You Can Write Better
By Robert Moskowitz

The "writing profession" sucks. Every high school graduate -- well, most of them, anyway -- can write. Millions of people earn their living in jobs that require them to write reports, write analyses, write opinions, write emails and memos and letters. Even the guy who meets and greets you when you bring your car in for repairs is called the "service writer."

So writing as a profession is a little like walking as a profession, or eating. Everybody does it. So what's so special about you doing it, too?

The answer is actually very interesting. It involves the difference between "doing it", and "doing it very well." Sure, almost everybody walks. But only a few people walk well enough to enter those strange "walking races" you see now and again. And even fewer can win one. Everybody eats. But only a few people have the experience and training and naturally sensitive taste buds not only to know the details of what they are eating, but to discern the subtle differences vividly enough to be able to explain them to the rest of us.

That fact that almost everyone can write takes nothing away from the few people who write really well. Some of these wonderful writers are gifted, like Norman Mailer, Alice Sebold, Philip Roth, Anne Tyler, or Toni Morrison. They just do it. But even at the highest level, most of the best writers honed their craft. They learned to write better.

And you can write better, too.

Here are several tools for learning to write better:

1) Write to support assertions.
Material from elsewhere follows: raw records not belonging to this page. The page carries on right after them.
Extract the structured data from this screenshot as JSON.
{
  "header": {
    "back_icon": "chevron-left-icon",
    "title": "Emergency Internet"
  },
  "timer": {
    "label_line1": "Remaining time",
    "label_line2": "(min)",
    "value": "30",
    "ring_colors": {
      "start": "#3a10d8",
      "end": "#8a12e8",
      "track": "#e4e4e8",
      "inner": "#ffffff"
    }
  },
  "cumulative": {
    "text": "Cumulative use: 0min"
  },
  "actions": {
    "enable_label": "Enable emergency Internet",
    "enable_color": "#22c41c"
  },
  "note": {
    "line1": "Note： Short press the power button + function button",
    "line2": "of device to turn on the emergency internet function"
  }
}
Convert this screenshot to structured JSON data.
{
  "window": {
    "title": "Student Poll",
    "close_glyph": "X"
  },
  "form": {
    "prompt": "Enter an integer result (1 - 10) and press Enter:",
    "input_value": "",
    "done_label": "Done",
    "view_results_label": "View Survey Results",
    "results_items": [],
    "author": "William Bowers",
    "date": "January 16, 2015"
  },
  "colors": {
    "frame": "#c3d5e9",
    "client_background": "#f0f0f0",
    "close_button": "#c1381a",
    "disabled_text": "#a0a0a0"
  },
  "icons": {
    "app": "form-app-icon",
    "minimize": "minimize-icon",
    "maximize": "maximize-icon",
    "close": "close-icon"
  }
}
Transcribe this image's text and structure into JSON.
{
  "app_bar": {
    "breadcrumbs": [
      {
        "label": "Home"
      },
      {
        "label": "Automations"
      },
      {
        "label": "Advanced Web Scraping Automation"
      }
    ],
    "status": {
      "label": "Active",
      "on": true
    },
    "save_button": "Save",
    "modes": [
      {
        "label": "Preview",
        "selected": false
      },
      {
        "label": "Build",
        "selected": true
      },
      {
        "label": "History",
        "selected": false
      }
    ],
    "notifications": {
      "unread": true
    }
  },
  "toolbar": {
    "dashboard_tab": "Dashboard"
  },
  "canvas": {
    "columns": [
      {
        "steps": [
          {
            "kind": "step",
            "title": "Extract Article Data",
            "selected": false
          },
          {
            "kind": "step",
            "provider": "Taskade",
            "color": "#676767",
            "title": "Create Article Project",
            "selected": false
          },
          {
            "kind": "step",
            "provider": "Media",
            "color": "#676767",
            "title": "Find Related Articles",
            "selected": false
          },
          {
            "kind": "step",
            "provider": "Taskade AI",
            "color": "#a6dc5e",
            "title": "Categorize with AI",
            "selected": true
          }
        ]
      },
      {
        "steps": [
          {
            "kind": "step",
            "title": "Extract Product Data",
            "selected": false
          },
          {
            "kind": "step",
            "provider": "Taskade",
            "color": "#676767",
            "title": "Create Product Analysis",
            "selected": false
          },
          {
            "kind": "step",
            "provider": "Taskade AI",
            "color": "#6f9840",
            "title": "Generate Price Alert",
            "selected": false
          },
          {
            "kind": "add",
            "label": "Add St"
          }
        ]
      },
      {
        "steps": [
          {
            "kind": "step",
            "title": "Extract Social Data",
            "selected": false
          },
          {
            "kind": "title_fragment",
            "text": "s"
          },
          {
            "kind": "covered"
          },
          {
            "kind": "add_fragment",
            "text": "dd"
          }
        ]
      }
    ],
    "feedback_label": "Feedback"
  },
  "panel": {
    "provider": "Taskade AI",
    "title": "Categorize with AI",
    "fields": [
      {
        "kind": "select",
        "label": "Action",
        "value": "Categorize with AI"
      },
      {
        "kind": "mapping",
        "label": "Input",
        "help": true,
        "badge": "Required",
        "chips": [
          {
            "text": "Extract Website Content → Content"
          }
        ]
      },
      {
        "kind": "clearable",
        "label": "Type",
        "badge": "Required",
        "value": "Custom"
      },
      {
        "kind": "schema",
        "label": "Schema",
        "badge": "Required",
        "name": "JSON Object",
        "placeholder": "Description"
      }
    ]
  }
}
As an exercise, write an assertion -- doesn't matter what it is -- and then write everything you can think of to support that assertion. When you run down, or after 15 minutes of writing, start with another assertion, and repeat the process. Do this for at least three assertions a day. The mental act of organizing what you know to support a specific assertion strengthens the key parts of your brain that come into play whenever you write. After several weeks of practicing the assertion exercise, you'll be a better writer.

2) Write "snapshots." As an exercise, write a paragraph that captures a "snapshot" of reality. Don't think in terms of how things got this way, or where they're going in the future. Simply describe a static scene or situation as it now stands. Write as completely and in as much detail as you can. Your goal is to paint a word picture that lets any reader see what you're writing about as vividly as if you were showing a snapshot. Do at least one of these a day. The mental discipline required to describe a scene in exquisite detail will help you focus when you turn to a writing project that's nearer and dearer to your heart.

3) Write in E-Prime. This exercise has fallen out of favor in recent years, but it still works very well. The trick is to write without the use of the most popular verb in English: "To Be." That last sentence in E-Prime might come out something like: The trick involves writing without the use of the most popular verb in English: "To Be." Writing in E-Prime is not particularly useful in and of itself. You'll almost never be called upon to do it, although you might want to write in E-Prime for your own pleasure. But practicing how to communicate without the verb "To Be" strengthens your command of the English language, so when you revert to normal language, you're better equipped to say what you really mean.

4) Practice "Rapid Writing." Most of the time, we pore over our writing, straining to find just the right word or express just the right sentiment. This makes every word precious. And that's as it should be. But as an exercise, it's valuable to learn a new paradigm, which might be termed: "Easy come, easy go." With "Rapid Writing," you set a period of 15 to 30 minutes during which you strive for volume of writing rather than quality or clarity or anything else. The goal is to generate a powerful stream of words straight from your deepest levels of consciousness. At first, most of what you produce is silly, pointless, childish, and perhaps even boring. But as you let the stream run, it begins to wash away some of the obstacles that impede your writing in normal times, and makes it easier for you to express whatever you're thinking and feeling -- more directly, more simply, more emotionally. After each "Rapid Writing" exercise, you can go through and pull out the gems you've written. Eventually, you become comfortable with the "Rapid Writing" techniques, and your quality of writing is noticeably better.